Records shown:

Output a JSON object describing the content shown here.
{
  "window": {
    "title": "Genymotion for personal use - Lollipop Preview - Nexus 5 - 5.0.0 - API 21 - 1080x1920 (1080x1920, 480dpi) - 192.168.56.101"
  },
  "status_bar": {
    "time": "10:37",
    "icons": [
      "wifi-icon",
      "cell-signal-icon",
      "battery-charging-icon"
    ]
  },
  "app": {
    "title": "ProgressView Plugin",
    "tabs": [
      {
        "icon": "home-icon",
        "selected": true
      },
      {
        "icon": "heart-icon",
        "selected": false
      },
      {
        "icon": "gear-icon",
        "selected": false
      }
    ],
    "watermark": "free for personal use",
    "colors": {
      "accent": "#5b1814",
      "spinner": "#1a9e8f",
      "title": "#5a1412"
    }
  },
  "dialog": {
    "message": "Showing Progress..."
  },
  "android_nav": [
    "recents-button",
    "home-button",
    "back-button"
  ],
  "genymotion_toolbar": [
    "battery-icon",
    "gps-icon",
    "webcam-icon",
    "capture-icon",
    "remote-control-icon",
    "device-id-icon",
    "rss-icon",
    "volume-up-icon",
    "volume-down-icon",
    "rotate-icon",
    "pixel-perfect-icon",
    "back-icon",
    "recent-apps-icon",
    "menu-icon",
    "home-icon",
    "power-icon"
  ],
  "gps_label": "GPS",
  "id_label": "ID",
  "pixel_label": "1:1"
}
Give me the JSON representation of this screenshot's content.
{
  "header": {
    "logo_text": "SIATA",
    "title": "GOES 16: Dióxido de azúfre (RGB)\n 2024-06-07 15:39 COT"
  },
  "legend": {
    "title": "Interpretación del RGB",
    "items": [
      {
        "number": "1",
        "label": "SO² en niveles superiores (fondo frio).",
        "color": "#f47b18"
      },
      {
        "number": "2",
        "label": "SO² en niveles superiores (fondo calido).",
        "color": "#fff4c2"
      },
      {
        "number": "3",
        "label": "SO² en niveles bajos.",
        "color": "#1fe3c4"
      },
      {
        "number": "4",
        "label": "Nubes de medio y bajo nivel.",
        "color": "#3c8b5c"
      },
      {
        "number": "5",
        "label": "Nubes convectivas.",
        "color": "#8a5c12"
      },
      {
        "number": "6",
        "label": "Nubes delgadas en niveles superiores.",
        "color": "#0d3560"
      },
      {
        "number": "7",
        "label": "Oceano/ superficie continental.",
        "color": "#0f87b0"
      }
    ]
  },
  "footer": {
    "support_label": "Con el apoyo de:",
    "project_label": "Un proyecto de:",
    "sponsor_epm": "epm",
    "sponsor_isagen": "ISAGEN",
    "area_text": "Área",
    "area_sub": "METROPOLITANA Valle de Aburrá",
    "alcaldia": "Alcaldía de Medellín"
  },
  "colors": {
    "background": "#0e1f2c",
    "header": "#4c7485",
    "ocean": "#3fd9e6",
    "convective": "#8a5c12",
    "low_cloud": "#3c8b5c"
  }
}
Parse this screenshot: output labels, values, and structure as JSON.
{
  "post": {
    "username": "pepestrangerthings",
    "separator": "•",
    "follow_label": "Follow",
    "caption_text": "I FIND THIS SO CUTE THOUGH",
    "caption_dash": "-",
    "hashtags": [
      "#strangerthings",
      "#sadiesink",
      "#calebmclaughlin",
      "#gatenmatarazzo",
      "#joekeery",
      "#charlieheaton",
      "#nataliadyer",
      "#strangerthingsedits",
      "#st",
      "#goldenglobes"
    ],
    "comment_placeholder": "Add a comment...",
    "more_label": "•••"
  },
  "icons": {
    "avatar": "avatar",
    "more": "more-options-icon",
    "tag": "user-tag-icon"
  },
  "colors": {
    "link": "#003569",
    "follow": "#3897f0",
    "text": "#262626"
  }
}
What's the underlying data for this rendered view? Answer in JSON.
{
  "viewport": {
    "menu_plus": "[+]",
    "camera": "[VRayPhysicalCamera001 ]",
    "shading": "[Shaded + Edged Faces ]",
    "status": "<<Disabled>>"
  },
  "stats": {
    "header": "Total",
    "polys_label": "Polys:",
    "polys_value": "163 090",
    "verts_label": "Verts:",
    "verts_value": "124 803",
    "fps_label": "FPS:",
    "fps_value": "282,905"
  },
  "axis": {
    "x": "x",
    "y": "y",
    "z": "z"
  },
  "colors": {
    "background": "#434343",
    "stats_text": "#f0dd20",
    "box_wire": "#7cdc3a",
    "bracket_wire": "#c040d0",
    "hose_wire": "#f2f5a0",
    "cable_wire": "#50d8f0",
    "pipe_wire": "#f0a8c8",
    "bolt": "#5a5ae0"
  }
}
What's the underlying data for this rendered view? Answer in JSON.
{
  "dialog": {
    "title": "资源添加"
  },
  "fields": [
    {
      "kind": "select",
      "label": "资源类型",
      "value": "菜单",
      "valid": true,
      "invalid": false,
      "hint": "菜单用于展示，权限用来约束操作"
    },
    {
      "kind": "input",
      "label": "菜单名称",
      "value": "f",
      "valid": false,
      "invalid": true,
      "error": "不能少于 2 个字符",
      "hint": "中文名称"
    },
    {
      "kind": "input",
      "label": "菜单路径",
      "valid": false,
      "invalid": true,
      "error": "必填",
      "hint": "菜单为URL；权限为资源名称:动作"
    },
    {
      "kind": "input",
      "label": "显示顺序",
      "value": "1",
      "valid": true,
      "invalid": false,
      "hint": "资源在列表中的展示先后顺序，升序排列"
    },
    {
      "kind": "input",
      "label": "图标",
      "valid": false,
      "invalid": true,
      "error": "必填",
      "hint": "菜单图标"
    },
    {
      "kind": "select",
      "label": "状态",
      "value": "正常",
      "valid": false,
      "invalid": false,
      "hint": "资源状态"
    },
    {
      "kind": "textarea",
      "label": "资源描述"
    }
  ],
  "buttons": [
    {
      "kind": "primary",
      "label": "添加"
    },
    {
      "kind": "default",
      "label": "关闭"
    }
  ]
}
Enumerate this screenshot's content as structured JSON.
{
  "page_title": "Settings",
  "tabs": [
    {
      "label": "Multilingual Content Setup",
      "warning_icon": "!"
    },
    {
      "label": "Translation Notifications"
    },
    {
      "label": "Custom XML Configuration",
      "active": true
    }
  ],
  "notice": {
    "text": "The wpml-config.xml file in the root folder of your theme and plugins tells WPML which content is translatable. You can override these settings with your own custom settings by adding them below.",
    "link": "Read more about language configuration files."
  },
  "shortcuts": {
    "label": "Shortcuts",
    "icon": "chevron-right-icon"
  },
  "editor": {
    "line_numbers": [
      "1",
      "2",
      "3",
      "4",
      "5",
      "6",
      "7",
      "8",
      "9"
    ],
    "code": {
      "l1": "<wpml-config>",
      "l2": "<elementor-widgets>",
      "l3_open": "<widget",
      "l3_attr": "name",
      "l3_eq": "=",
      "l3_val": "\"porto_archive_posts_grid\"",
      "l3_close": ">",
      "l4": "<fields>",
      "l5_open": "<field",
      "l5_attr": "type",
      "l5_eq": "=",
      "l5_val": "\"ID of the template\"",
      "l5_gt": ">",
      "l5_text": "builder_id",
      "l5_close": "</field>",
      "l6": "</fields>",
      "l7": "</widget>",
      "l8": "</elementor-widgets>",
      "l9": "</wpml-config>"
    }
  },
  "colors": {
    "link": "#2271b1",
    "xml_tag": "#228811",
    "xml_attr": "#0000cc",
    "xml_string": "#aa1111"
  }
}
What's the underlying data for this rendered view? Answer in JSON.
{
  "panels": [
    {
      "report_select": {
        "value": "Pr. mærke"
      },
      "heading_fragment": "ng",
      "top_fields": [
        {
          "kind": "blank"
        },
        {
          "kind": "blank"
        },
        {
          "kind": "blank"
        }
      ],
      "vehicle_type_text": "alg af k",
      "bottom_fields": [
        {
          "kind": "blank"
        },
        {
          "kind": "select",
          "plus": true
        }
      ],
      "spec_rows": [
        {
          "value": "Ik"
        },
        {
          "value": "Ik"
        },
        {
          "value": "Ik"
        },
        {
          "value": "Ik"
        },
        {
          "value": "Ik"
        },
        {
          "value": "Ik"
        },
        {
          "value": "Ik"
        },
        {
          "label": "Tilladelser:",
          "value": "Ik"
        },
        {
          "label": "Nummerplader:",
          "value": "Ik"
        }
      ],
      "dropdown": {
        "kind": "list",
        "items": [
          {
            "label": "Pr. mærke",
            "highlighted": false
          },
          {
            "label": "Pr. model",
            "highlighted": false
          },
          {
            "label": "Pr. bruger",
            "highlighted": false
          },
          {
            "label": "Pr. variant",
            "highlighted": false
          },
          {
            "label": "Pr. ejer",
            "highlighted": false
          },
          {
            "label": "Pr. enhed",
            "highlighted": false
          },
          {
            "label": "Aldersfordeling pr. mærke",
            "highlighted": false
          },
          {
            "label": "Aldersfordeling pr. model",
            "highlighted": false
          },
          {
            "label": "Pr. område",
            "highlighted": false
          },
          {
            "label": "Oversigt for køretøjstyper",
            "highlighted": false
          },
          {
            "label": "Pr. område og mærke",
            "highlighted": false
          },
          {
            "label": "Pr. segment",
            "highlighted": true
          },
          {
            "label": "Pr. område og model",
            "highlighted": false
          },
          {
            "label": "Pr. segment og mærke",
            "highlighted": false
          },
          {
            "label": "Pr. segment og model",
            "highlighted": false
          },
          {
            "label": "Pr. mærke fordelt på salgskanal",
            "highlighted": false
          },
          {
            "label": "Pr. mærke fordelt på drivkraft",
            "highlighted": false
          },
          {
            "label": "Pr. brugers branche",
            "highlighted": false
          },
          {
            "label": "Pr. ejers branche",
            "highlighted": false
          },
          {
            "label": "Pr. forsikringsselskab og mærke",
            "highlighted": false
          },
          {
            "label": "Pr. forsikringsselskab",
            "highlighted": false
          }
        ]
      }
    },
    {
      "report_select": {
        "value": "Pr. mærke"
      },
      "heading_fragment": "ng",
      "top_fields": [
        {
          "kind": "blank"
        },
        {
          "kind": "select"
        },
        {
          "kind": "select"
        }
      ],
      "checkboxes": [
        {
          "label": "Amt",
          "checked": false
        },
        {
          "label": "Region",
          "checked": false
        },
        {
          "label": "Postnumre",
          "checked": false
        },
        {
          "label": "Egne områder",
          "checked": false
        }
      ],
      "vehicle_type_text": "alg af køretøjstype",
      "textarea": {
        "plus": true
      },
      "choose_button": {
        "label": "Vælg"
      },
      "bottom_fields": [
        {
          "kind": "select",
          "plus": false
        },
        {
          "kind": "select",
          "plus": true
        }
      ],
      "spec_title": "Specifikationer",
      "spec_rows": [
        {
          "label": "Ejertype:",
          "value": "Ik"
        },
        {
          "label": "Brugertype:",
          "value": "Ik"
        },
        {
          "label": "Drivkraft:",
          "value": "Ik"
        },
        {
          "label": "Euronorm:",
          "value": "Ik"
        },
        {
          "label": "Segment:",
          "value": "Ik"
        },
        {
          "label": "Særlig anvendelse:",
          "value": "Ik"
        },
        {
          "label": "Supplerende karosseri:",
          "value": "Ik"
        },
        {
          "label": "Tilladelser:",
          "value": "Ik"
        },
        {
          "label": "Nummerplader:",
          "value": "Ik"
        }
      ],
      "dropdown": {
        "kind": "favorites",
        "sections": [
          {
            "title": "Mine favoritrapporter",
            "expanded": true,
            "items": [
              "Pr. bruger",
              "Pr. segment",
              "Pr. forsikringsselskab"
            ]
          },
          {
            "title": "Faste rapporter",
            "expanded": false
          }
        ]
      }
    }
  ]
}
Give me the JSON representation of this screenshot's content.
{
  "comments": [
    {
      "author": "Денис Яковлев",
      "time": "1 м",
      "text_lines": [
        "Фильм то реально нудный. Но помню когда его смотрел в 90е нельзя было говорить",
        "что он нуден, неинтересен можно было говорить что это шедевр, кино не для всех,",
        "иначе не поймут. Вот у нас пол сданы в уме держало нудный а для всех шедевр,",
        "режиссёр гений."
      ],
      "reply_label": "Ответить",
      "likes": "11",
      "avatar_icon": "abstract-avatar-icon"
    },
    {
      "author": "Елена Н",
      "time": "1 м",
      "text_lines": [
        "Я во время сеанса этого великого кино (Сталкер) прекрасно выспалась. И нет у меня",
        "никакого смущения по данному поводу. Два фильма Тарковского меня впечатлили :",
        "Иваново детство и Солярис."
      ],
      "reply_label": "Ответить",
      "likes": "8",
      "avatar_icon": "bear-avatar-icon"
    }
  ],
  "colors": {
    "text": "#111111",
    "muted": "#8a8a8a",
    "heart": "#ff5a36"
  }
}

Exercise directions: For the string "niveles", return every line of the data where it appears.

Your solution:
        "label": "SO² en niveles superiores (fondo frio).",
        "label": "SO² en niveles superiores (fondo calido).",
        "label": "SO² en niveles bajos.",
        "label": "Nubes delgadas en niveles superiores.",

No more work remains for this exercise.